WHAT TO DO> In the entries below, identify every line with the string "Квартира" and copy it.

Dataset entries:
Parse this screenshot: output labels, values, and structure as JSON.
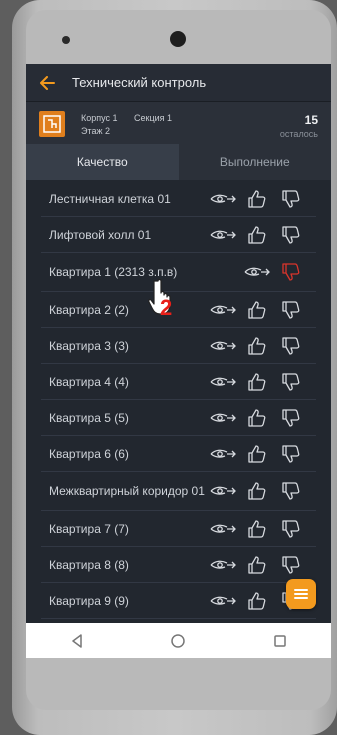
{
  "app": {
    "title": "Технический контроль"
  },
  "info": {
    "building": "Корпус 1",
    "section": "Секция 1",
    "floor": "Этаж 2",
    "remaining_count": "15",
    "remaining_label": "осталось"
  },
  "tabs": [
    {
      "label": "Качество",
      "active": true
    },
    {
      "label": "Выполнение",
      "active": false
    }
  ],
  "rows": [
    {
      "label": "Лестничная клетка 01",
      "status": "pending"
    },
    {
      "label": "Лифтовой холл 01",
      "status": "pending"
    },
    {
      "label": "Квартира 1 (2313 з.п.в)",
      "status": "rejected"
    },
    {
      "label": "Квартира 2 (2)",
      "status": "pending"
    },
    {
      "label": "Квартира 3 (3)",
      "status": "pending"
    },
    {
      "label": "Квартира 4 (4)",
      "status": "pending"
    },
    {
      "label": "Квартира 5 (5)",
      "status": "pending"
    },
    {
      "label": "Квартира 6 (6)",
      "status": "pending"
    },
    {
      "label": "Межквартирный коридор 01",
      "status": "pending"
    },
    {
      "label": "Квартира 7 (7)",
      "status": "pending"
    },
    {
      "label": "Квартира 8 (8)",
      "status": "pending"
    },
    {
      "label": "Квартира 9 (9)",
      "status": "pending"
    }
  ],
  "annotation": {
    "step_number": "2"
  },
  "colors": {
    "accent": "#f39a1e",
    "reject": "#d9342b",
    "icon": "#d7dadf"
  }
}
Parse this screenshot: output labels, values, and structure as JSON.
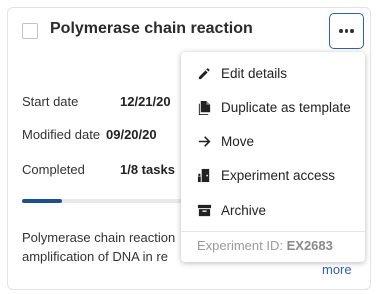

EXERCISE ANSWER>
      "label": "Квартира 1 (2313 з.п.в)",
      "label": "Квартира 2 (2)",
      "label": "Квартира 3 (3)",
      "label": "Квартира 4 (4)",
      "label": "Квартира 5 (5)",
      "label": "Квартира 6 (6)",
      "label": "Квартира 7 (7)",
      "label": "Квартира 8 (8)",
      "label": "Квартира 9 (9)",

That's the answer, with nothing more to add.